The power generated in the effort will be consumed by other plant operations, but it certainly helps reduce the resource demands for water treatment. An additional benefit of this process is that the biosolids produced by thermal hydrolysis are class A (the current output is class B). Class A biosolids can be used for a lot more agricultural purposes as they are cleaner. Producing Class A solids will reduce the transportation costs for the plant’s biosolids, further reducing the energy costs of the operation.
But, seriously, nobody has mined the comic vein of Washington producing something out of excrement? Maybe that will change once operations start, but I’m just a little disappointed.
He may be in repeats a good chunk of the week, but a brief word on the announced retirement of David Letterman. He will step away from his program sometime next year. No word yet (and not likely for a while) as to who may succeed him.
Letterman may not have had on science guests with the frequency or the stature of his junior colleagues Stewart, Colbert and Ferguson. But he was no slouch in the department. Climate change is a particular concern of Letterman’s (he’s pretty convinced we’re screwed), and that motivated the appearances of many guests, including John Holdren – twice (once prior to his current position) – and James Hansen. Letterman has two entries this week. Jamie Edwards, a young British lad that managed to perform nuclear fusion in a school lab, visits on Wednesday. On Thursday we have a repeat of the visit last month from Sgt. Brendan Marrocco and the lead surgeon on his double arm transplant, Andrew Lee.
In other news, this is a busy week. The cast of the new HBO series Silicon Valley makes the rounds of various programs. Kumail Nanjiani sits with Conan Tuesday night, and Thomas Middleditch will be on Late Night with Seth Meyers Wednesday.
The cast of Transcendence, a movie focused on artificial intelligence, is also on the circuit. That film premiers on April 18 in the U.S., and the director, Wally Pfister, talks with Carson Daly Wednesday night. Paul Bettany talks with Jimmy Kimmel, and Morgan Freeman returns to talk with Craig Ferguson on Thursday. Johnny Depp and Bettany will stop by to see Ellen Degeneres on Friday.
Tonight (heck, as I type this) mathematician Edward
Frankel Frenkel visits Stephen Colbert to talk about his book on the beauty and elegance of math. Fellow mathematician Danica McKellar will visit The Tonight Show Thursday, but that’s likely due to her current stint on Dancing With The Stars. On Tuesday Jane Goodall talks with Stephen, and this is the longest late night listings post in an age.
This perhaps falls between a collection of news items and an extension of yesterday’s post.
As seems to be customary with all AAAS events, news of them drips out for weeks and months after.
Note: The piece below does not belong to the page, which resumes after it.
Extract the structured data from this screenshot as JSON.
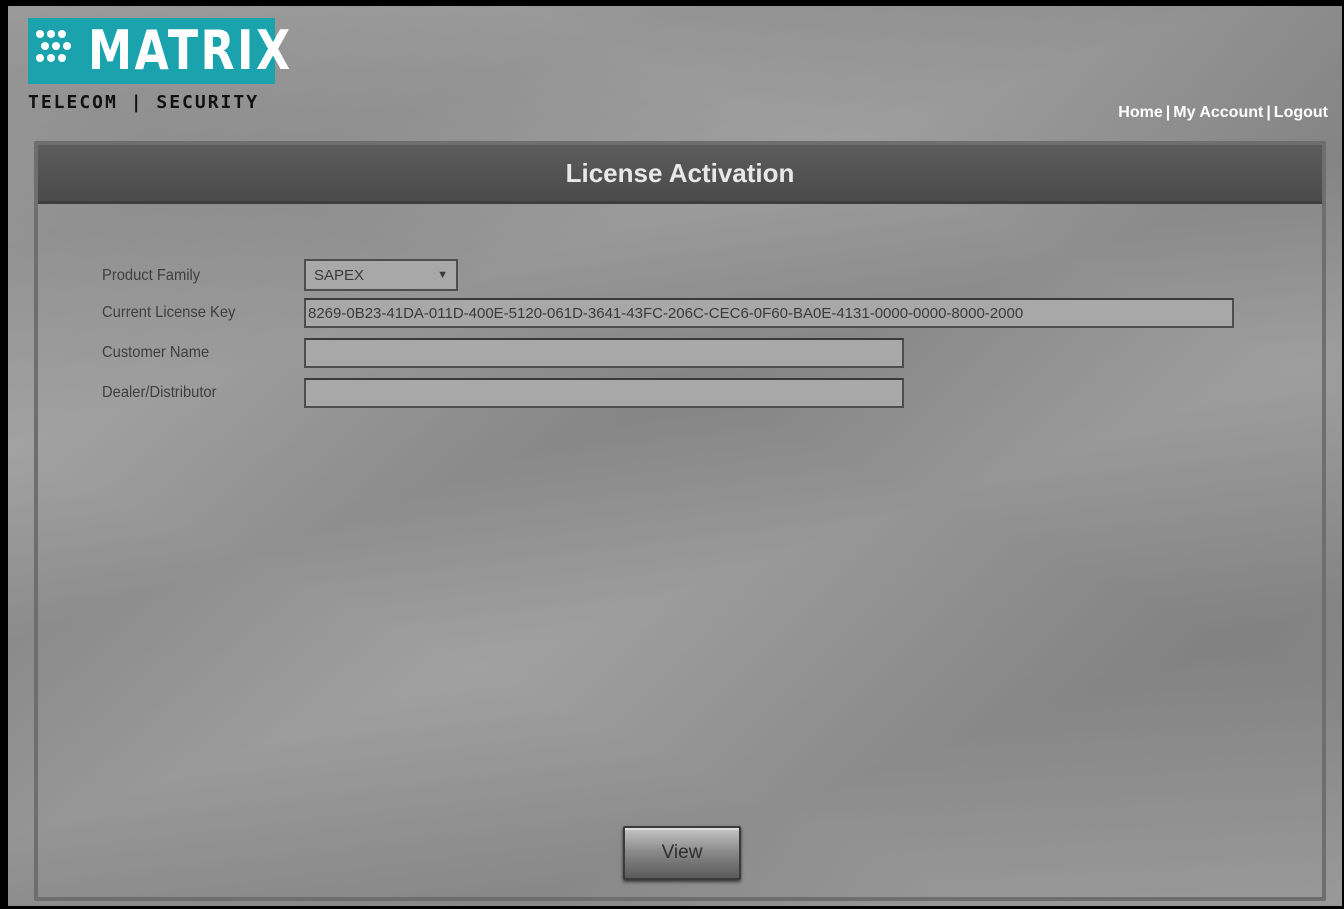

There’s an article in Scientific American on Alan Alda’s keynote presentation from the February meeting in Chicago. If you’re already familiar with the science communicator career Alda has built over the last 2 decades, you can skip the first section of the article and get to the speech.
Relating directly to yesterday’s post about the theater show, Alda demonstrates how simple actions can be compelling to watch if the stakes are significant – and understood by the audience. Explicitly linking the risks and/or rewards of the experiment/research/engineering project to the doing of that activity can help grab and keep an audience’s attention.
Another approach is seen in the Intergalactic Travel Bureau, a touring group educating the public on space tourism. (It’s Kickstarter campaign has just been funded, so please disregard the pleas for money.) It’s putting the audience in the imagined future that they want to have happen, and demonstrating the benefits they see.
If you’d like to try this for yourself, check out the recently announced science fiction contest by Issues in Science and Technology. Treatments are due June 1, with semi-finalists given 3 months to write the 2,500 to 5,000 words.